Extracted records section start

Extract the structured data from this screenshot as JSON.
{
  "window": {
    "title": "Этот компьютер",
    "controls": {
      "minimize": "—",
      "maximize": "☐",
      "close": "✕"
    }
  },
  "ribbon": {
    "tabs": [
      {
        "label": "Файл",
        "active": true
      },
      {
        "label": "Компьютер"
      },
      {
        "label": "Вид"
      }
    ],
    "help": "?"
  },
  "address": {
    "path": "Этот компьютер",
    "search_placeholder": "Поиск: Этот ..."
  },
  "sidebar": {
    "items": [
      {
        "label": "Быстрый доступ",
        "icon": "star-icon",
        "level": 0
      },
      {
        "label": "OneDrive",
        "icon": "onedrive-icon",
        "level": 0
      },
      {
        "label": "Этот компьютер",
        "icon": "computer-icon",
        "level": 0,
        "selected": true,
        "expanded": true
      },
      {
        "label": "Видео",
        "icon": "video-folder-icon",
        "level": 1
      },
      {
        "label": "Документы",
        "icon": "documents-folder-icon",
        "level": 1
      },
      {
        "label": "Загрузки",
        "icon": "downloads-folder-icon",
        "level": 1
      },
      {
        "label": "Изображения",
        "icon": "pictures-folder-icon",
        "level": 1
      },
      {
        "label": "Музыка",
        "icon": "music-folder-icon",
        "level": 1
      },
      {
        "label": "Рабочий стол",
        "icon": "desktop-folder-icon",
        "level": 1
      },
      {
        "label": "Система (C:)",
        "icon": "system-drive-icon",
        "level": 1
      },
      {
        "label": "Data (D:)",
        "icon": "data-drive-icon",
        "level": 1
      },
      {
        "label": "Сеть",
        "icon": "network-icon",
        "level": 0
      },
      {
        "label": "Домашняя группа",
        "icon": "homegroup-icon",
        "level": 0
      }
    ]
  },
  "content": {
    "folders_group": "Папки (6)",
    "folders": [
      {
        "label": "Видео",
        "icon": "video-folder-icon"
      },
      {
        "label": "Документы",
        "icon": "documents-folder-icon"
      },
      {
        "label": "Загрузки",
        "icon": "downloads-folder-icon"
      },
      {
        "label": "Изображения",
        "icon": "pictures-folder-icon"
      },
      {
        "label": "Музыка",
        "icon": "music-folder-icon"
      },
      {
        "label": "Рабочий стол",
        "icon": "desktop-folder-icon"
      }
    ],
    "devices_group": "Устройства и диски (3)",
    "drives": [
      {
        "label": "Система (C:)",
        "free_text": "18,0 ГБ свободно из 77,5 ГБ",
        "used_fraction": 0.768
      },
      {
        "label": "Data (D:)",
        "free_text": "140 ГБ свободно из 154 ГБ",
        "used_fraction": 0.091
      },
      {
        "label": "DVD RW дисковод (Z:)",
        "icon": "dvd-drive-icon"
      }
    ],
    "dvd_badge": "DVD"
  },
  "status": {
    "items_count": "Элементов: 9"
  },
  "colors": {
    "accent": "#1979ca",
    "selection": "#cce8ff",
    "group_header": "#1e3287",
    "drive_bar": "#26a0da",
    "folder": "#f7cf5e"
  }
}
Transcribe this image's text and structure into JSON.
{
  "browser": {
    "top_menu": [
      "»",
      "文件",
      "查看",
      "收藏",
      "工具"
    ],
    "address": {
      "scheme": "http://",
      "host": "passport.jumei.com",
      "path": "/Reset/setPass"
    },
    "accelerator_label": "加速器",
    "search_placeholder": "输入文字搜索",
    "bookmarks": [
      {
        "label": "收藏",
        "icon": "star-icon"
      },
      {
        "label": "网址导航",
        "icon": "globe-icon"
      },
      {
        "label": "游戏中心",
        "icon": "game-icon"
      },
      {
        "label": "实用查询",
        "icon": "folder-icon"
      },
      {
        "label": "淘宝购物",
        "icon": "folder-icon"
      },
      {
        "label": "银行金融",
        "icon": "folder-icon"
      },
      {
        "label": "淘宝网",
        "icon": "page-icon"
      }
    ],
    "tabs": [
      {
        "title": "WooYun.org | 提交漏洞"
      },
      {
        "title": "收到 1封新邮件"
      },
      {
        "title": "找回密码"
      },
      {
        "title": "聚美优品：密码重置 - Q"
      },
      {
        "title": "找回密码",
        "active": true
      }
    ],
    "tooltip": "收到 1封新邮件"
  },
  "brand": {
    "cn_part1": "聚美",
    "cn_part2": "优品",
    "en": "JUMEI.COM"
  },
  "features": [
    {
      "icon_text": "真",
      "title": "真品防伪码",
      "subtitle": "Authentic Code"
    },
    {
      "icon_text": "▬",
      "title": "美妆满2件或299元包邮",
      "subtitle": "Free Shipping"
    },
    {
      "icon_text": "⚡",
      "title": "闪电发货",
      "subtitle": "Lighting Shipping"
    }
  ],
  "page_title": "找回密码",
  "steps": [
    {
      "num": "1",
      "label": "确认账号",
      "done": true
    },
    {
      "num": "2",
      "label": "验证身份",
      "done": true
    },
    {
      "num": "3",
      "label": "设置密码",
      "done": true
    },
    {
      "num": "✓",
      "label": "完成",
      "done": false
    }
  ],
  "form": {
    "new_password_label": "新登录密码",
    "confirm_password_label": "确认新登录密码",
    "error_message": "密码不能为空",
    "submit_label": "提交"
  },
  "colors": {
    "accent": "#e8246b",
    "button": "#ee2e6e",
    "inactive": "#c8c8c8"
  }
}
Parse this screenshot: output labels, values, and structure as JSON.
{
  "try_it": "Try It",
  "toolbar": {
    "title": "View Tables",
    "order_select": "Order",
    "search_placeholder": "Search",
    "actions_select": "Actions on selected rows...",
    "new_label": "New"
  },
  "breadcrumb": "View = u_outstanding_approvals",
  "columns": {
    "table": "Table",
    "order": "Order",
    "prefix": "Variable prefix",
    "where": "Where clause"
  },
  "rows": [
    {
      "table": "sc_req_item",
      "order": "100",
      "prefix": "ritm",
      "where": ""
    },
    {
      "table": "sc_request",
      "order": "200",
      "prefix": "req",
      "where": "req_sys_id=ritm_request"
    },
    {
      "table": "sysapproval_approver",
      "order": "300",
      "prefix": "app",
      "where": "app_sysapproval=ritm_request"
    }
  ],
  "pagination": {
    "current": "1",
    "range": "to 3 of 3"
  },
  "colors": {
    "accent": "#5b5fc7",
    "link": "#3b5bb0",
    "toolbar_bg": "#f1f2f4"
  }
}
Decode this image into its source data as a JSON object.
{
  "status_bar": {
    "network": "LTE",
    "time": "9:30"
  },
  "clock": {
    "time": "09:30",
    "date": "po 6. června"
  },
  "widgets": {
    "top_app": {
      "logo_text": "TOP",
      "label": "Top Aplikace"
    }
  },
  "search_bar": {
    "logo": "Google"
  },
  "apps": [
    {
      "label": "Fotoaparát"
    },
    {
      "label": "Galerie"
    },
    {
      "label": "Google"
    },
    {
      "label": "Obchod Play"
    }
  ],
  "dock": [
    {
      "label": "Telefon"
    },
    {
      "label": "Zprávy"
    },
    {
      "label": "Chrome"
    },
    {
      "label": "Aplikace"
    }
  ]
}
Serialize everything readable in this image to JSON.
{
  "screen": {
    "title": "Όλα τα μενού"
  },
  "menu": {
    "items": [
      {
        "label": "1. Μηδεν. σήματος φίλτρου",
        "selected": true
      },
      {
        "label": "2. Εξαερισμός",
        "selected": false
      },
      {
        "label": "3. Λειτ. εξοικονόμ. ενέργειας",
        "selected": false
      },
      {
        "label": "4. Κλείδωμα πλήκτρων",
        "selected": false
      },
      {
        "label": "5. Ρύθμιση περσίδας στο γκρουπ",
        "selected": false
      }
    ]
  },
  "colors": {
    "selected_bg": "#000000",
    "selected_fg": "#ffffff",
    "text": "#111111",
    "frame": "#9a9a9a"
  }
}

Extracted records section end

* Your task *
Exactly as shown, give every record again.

* Reply *
Extract the structured data from this screenshot as JSON.
{
  "window": {
    "title": "Этот компьютер",
    "controls": {
      "minimize": "—",
      "maximize": "☐",
      "close": "✕"
    }
  },
  "ribbon": {
    "tabs": [
      {
        "label": "Файл",
        "active": true
      },
      {
        "label": "Компьютер"
      },
      {
        "label": "Вид"
      }
    ],
    "help": "?"
  },
  "address": {
    "path": "Этот компьютер",
    "search_placeholder": "Поиск: Этот ..."
  },
  "sidebar": {
    "items": [
      {
        "label": "Быстрый доступ",
        "icon": "star-icon",
        "level": 0
      },
      {
        "label": "OneDrive",
        "icon": "onedrive-icon",
        "level": 0
      },
      {
        "label": "Этот компьютер",
        "icon": "computer-icon",
        "level": 0,
        "selected": true,
        "expanded": true
      },
      {
        "label": "Видео",
        "icon": "video-folder-icon",
        "level": 1
      },
      {
        "label": "Документы",
        "icon": "documents-folder-icon",
        "level": 1
      },
      {
        "label": "Загрузки",
        "icon": "downloads-folder-icon",
        "level": 1
      },
      {
        "label": "Изображения",
        "icon": "pictures-folder-icon",
        "level": 1
      },
      {
        "label": "Музыка",
        "icon": "music-folder-icon",
        "level": 1
      },
      {
        "label": "Рабочий стол",
        "icon": "desktop-folder-icon",
        "level": 1
      },
      {
        "label": "Система (C:)",
        "icon": "system-drive-icon",
        "level": 1
      },
      {
        "label": "Data (D:)",
        "icon": "data-drive-icon",
        "level": 1
      },
      {
        "label": "Сеть",
        "icon": "network-icon",
        "level": 0
      },
      {
        "label": "Домашняя группа",
        "icon": "homegroup-icon",
        "level": 0
      }
    ]
  },
  "content": {
    "folders_group": "Папки (6)",
    "folders": [
      {
        "label": "Видео",
        "icon": "video-folder-icon"
      },
      {
        "label": "Документы",
        "icon": "documents-folder-icon"
      },
      {
        "label": "Загрузки",
        "icon": "downloads-folder-icon"
      },
      {
        "label": "Изображения",
        "icon": "pictures-folder-icon"
      },
      {
        "label": "Музыка",
        "icon": "music-folder-icon"
      },
      {
        "label": "Рабочий стол",
        "icon": "desktop-folder-icon"
      }
    ],
    "devices_group": "Устройства и диски (3)",
    "drives": [
      {
        "label": "Система (C:)",
        "free_text": "18,0 ГБ свободно из 77,5 ГБ",
        "used_fraction": 0.768
      },
      {
        "label": "Data (D:)",
        "free_text": "140 ГБ свободно из 154 ГБ",
        "used_fraction": 0.091
      },
      {
        "label": "DVD RW дисковод (Z:)",
        "icon": "dvd-drive-icon"
      }
    ],
    "dvd_badge": "DVD"
  },
  "status": {
    "items_count": "Элементов: 9"
  },
  "colors": {
    "accent": "#1979ca",
    "selection": "#cce8ff",
    "group_header": "#1e3287",
    "drive_bar": "#26a0da",
    "folder": "#f7cf5e"
  }
}
Transcribe this image's text and structure into JSON.
{
  "browser": {
    "top_menu": [
      "»",
      "文件",
      "查看",
      "收藏",
      "工具"
    ],
    "address": {
      "scheme": "http://",
      "host": "passport.jumei.com",
      "path": "/Reset/setPass"
    },
    "accelerator_label": "加速器",
    "search_placeholder": "输入文字搜索",
    "bookmarks": [
      {
        "label": "收藏",
        "icon": "star-icon"
      },
      {
        "label": "网址导航",
        "icon": "globe-icon"
      },
      {
        "label": "游戏中心",
        "icon": "game-icon"
      },
      {
        "label": "实用查询",
        "icon": "folder-icon"
      },
      {
        "label": "淘宝购物",
        "icon": "folder-icon"
      },
      {
        "label": "银行金融",
        "icon": "folder-icon"
      },
      {
        "label": "淘宝网",
        "icon": "page-icon"
      }
    ],
    "tabs": [
      {
        "title": "WooYun.org | 提交漏洞"
      },
      {
        "title": "收到 1封新邮件"
      },
      {
        "title": "找回密码"
      },
      {
        "title": "聚美优品：密码重置 - Q"
      },
      {
        "title": "找回密码",
        "active": true
      }
    ],
    "tooltip": "收到 1封新邮件"
  },
  "brand": {
    "cn_part1": "聚美",
    "cn_part2": "优品",
    "en": "JUMEI.COM"
  },
  "features": [
    {
      "icon_text": "真",
      "title": "真品防伪码",
      "subtitle": "Authentic Code"
    },
    {
      "icon_text": "▬",
      "title": "美妆满2件或299元包邮",
      "subtitle": "Free Shipping"
    },
    {
      "icon_text": "⚡",
      "title": "闪电发货",
      "subtitle": "Lighting Shipping"
    }
  ],
  "page_title": "找回密码",
  "steps": [
    {
      "num": "1",
      "label": "确认账号",
      "done": true
    },
    {
      "num": "2",
      "label": "验证身份",
      "done": true
    },
    {
      "num": "3",
      "label": "设置密码",
      "done": true
    },
    {
      "num": "✓",
      "label": "完成",
      "done": false
    }
  ],
  "form": {
    "new_password_label": "新登录密码",
    "confirm_password_label": "确认新登录密码",
    "error_message": "密码不能为空",
    "submit_label": "提交"
  },
  "colors": {
    "accent": "#e8246b",
    "button": "#ee2e6e",
    "inactive": "#c8c8c8"
  }
}
Parse this screenshot: output labels, values, and structure as JSON.
{
  "try_it": "Try It",
  "toolbar": {
    "title": "View Tables",
    "order_select": "Order",
    "search_placeholder": "Search",
    "actions_select": "Actions on selected rows...",
    "new_label": "New"
  },
  "breadcrumb": "View = u_outstanding_approvals",
  "columns": {
    "table": "Table",
    "order": "Order",
    "prefix": "Variable prefix",
    "where": "Where clause"
  },
  "rows": [
    {
      "table": "sc_req_item",
      "order": "100",
      "prefix": "ritm",
      "where": ""
    },
    {
      "table": "sc_request",
      "order": "200",
      "prefix": "req",
      "where": "req_sys_id=ritm_request"
    },
    {
      "table": "sysapproval_approver",
      "order": "300",
      "prefix": "app",
      "where": "app_sysapproval=ritm_request"
    }
  ],
  "pagination": {
    "current": "1",
    "range": "to 3 of 3"
  },
  "colors": {
    "accent": "#5b5fc7",
    "link": "#3b5bb0",
    "toolbar_bg": "#f1f2f4"
  }
}
Decode this image into its source data as a JSON object.
{
  "status_bar": {
    "network": "LTE",
    "time": "9:30"
  },
  "clock": {
    "time": "09:30",
    "date": "po 6. června"
  },
  "widgets": {
    "top_app": {
      "logo_text": "TOP",
      "label": "Top Aplikace"
    }
  },
  "search_bar": {
    "logo": "Google"
  },
  "apps": [
    {
      "label": "Fotoaparát"
    },
    {
      "label": "Galerie"
    },
    {
      "label": "Google"
    },
    {
      "label": "Obchod Play"
    }
  ],
  "dock": [
    {
      "label": "Telefon"
    },
    {
      "label": "Zprávy"
    },
    {
      "label": "Chrome"
    },
    {
      "label": "Aplikace"
    }
  ]
}
Serialize everything readable in this image to JSON.
{
  "screen": {
    "title": "Όλα τα μενού"
  },
  "menu": {
    "items": [
      {
        "label": "1. Μηδεν. σήματος φίλτρου",
        "selected": true
      },
      {
        "label": "2. Εξαερισμός",
        "selected": false
      },
      {
        "label": "3. Λειτ. εξοικονόμ. ενέργειας",
        "selected": false
      },
      {
        "label": "4. Κλείδωμα πλήκτρων",
        "selected": false
      },
      {
        "label": "5. Ρύθμιση περσίδας στο γκρουπ",
        "selected": false
      }
    ]
  },
  "colors": {
    "selected_bg": "#000000",
    "selected_fg": "#ffffff",
    "text": "#111111",
    "frame": "#9a9a9a"
  }
}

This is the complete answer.